Jo Koy says he was ‘hurt’ over Hollywood’s slow recognition of his feats

Jo Koy says he was ‘hurt’ over Hollywood’s slow recognition of his featsJo Koy says he was ‘hurt’ over Hollywood’s slow recognition of his feats
via @jokoy / Instagram
Despite his success in stand-up comedy, comedian Jo Koy feels that the entertainment industry had been sluggish in recognizing his achievements. 
What he’s saying: In a recent interview with The Hollywood Reporter, the 52-year-old Filipino American actor expressed frustration at having to convince the industry of his humor and relevance even after selling out arenas with his shows.
“These numbers are clear as day. I’m an arena act,” he said. “I’m on a list of people that aren’t comics who are selling out arenas. It’s like, Elton John, Billy Joel, Jo Koy and Coldplay. Like, what aren’t you guys seeing?’”
He added, “It hurt a lot. And yeah, it was offensive that I still had to convince a lot of people that what I’m saying is relevant and funny.”
Hosting the Golden Globes: Koy, whose real name is Joseph Glenn Herbert Sr. has been tasked to host the annual Golden Globes on Jan. 7 at the Beverly Hilton in California, making it his first-ever gig as a host of a major awards show.
He points to Steven Spielberg‘s acknowledgment of his work as an initial sign of recognition, and he sees hosting the Globes as an opportunity to broaden the options for hosts, paving the way for more diverse talent in the industry.
“It’s just a beautiful thing, and there are not that many [host] options that they’ve used, and now the options have been broadened,” he told THR. “Now there’s a variety, so let’s just keep that going. There’s so much talent out there in this industry that needs to be recognized, and hopefully I’ve opened that door. No, I’m not going to say hopefully. Yeah, I opened it, dammit. Now, let’s see all the other cats out there.”
Representing diverse communities: Koy sees the opportunity as a significant moment for his family, culture and the diverse communities he represents. Despite a brief preparation time, he emphasizes a “celebratory” tone for the event, aiming to acknowledge the industry’s challenges while ensuring everyone enjoys the return to normalcy. 
“It just means so much, and not only to me,” he said. “I’ve got a lot of weight on my shoulders that I got to carry. I got my family, I got my culture, I got the Asian community, I got the halfers out there…There’s a lot of halfers out there that need some representation, and I fill that void.”
Advice from comedians: Koy said he received advice from fellow comedians such as Seth Meyers, Chris Rock and Ali Wong. Meyers shared insights about dealing with nerves, while Wong emphasized the importance of preparation.
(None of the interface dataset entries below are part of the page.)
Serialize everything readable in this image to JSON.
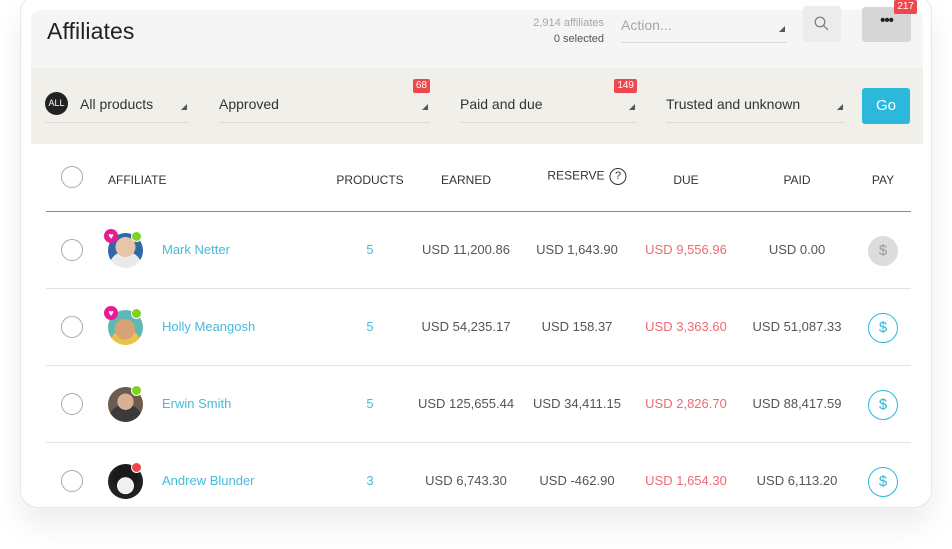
{
  "header": {
    "title": "Affiliates",
    "total_count": "2,914 affiliates",
    "selected_count": "0 selected",
    "action_placeholder": "Action...",
    "search_icon": "search-icon",
    "more_icon": "ellipsis-icon",
    "more_badge": "217"
  },
  "filters": {
    "products": {
      "icon_label": "ALL",
      "label": "All products"
    },
    "approval": {
      "label": "Approved",
      "badge": "68"
    },
    "payment": {
      "label": "Paid and due",
      "badge": "149"
    },
    "trust": {
      "label": "Trusted and unknown"
    },
    "go_label": "Go"
  },
  "table": {
    "columns": {
      "affiliate": "AFFILIATE",
      "products": "PRODUCTS",
      "earned": "EARNED",
      "reserve": "RESERVE",
      "reserve_help": "?",
      "due": "DUE",
      "paid": "PAID",
      "pay": "PAY"
    },
    "rows": [
      {
        "name": "Mark Netter",
        "products": "5",
        "earned": "USD 11,200.86",
        "reserve": "USD 1,643.90",
        "due": "USD 9,556.96",
        "paid": "USD 0.00",
        "pay_icon": "$",
        "pay_enabled": false,
        "favorite": true,
        "status": "online",
        "status_color": "#7ed321"
      },
      {
        "name": "Holly Meangosh",
        "products": "5",
        "earned": "USD 54,235.17",
        "reserve": "USD 158.37",
        "due": "USD 3,363.60",
        "paid": "USD 51,087.33",
        "pay_icon": "$",
        "pay_enabled": true,
        "favorite": true,
        "status": "online",
        "status_color": "#7ed321"
      },
      {
        "name": "Erwin Smith",
        "products": "5",
        "earned": "USD 125,655.44",
        "reserve": "USD 34,411.15",
        "due": "USD 2,826.70",
        "paid": "USD 88,417.59",
        "pay_icon": "$",
        "pay_enabled": true,
        "favorite": false,
        "status": "online",
        "status_color": "#7ed321"
      },
      {
        "name": "Andrew Blunder",
        "products": "3",
        "earned": "USD 6,743.30",
        "reserve": "USD -462.90",
        "due": "USD 1,654.30",
        "paid": "USD 6,113.20",
        "pay_icon": "$",
        "pay_enabled": true,
        "favorite": false,
        "status": "blocked",
        "status_color": "#f0474f"
      }
    ]
  },
  "colors": {
    "accent": "#2bb8db",
    "link": "#45bcd8",
    "due": "#ee6b73",
    "badge": "#f0474f",
    "favorite": "#ea1a93"
  }
}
As for Rock, he offered pointers on hosting and suggested writers for the event. But his crucial advice to Koy was to spend less time over wardrobe concerns and focus on watching the entire event to be prepared for unexpected moments.
Share this Article
Your leading
Asian American
news source
© 2024 NextShark, Inc. All rights reserved.